Health and Social Care Secretary, Matt Hancock said: “We are seeing cases of coronavirus rise fast in Lancashire, Merseyside, West Yorkshire, Warrington, Halton and Wolverhampton.
“Local leaders in these areas have asked for stronger restrictions to be put in place to protect local people, and we are acting decisively to support them.
“I know these restrictions will make every-day life harder for many, but I know that residents will work together and respect the rules so we can reduce rates of transmission.
“I urge local people to isolate and get a test if you have symptoms, follow the advice of NHS Test and Trace, and always remember ‘hands, face, space’. By sticking to these steps, we will get through this together.”
'Act now to stop full shut down'
Wolverhampton South West Conservative MP Stuart Anderson, said: "As a city, we have come together to put in place the best plan for Wolverhampton to help control the virus.
"At the moment the numbers are sky-rocketing, and we are doing everything we can to keep the schools open and to help our businesses to operate.
"People need to understand that if these new measures don't work, then we will end up with restrictions like they are having in the North East, and possibly even returning to how we were earlier in the year.
"It will be devastating for the city if we are shut down again. Nobody wants to be in that position, but that is where we will be if we take no action now."
Pat McFadden, the Labour MP for Wolverhampton South East, said: "The infection rate has been rising sharply in Wolverhampton in the last couple of weeks and we have known for some days that restrictions like this were coming.
"I know the public have been through a lot already but I would encourage everyone to take this seriously and abide by these new restrictions.
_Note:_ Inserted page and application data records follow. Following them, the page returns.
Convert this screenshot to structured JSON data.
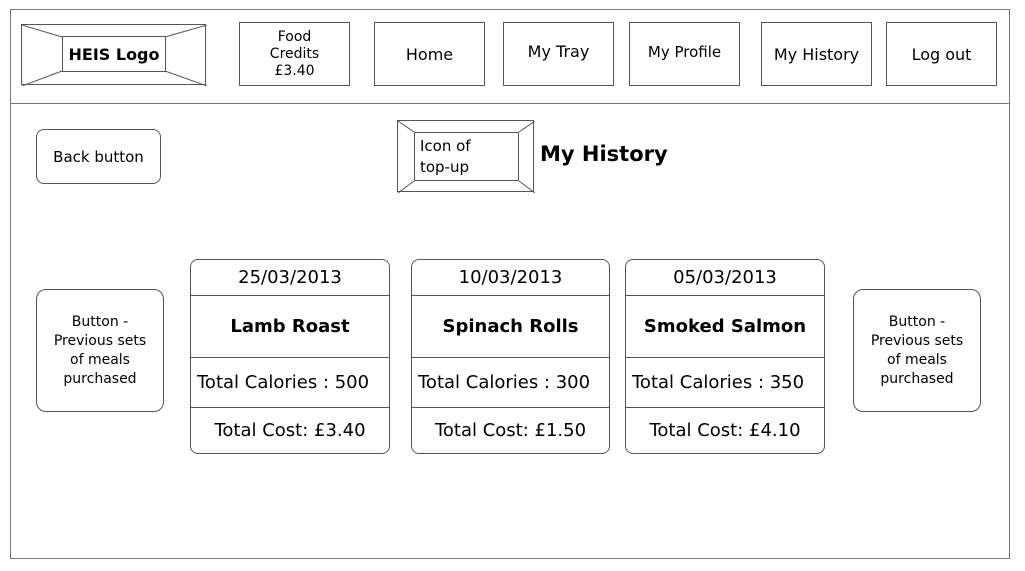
{
  "header": {
    "logo_label": "HEIS Logo",
    "credits_title": "Food\nCredits",
    "credits_amount": "£3.40",
    "nav": [
      {
        "label": "Home"
      },
      {
        "label": "My Tray"
      },
      {
        "label": "My Profile"
      },
      {
        "label": "My History"
      },
      {
        "label": "Log out"
      }
    ]
  },
  "page": {
    "back_label": "Back button",
    "icon_label": "Icon of\ntop-up",
    "title": "My History"
  },
  "side_buttons": {
    "left_label": "Button -\nPrevious sets\nof meals\npurchased",
    "right_label": "Button -\nPrevious sets\nof meals\npurchased"
  },
  "meals": [
    {
      "date": "25/03/2013",
      "name": "Lamb Roast",
      "calories": "Total Calories : 500",
      "cost": "Total Cost: £3.40"
    },
    {
      "date": "10/03/2013",
      "name": "Spinach Rolls",
      "calories": "Total Calories : 300",
      "cost": "Total Cost: £1.50"
    },
    {
      "date": "05/03/2013",
      "name": "Smoked Salmon",
      "calories": "Total Calories : 350",
      "cost": "Total Cost: £4.10"
    }
  ]
}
We have to work together to get on top of this latest increase in cases.
"The Government of course must also do its part by getting a grip of the testing situation, without which the job becomes a lot harder."
Wolverhampton Council leader Councillor Ian Brookfield said Ministers had initially wanted to implement the same restrictions that are now in place in the North East.
"We successfully argued against that as we don't think the added measures, including curfews on pubs, are required at this time," he said.
The city had 23 new cases on September 10, then 22 on each of the following two days, and 18 new cases on September 13.
Meanwhile other parts of the region are under threat of having new restrictions imposed due to rising cases.
In the seven days up to September 15, Walsall has 87 cases at a rate of 30.7 per 100,000 people, while Dudley has 76 cases (23.7).
Sandwell, which went into local lockdown this week, has 153 cases at 46.7 per 100,000 people.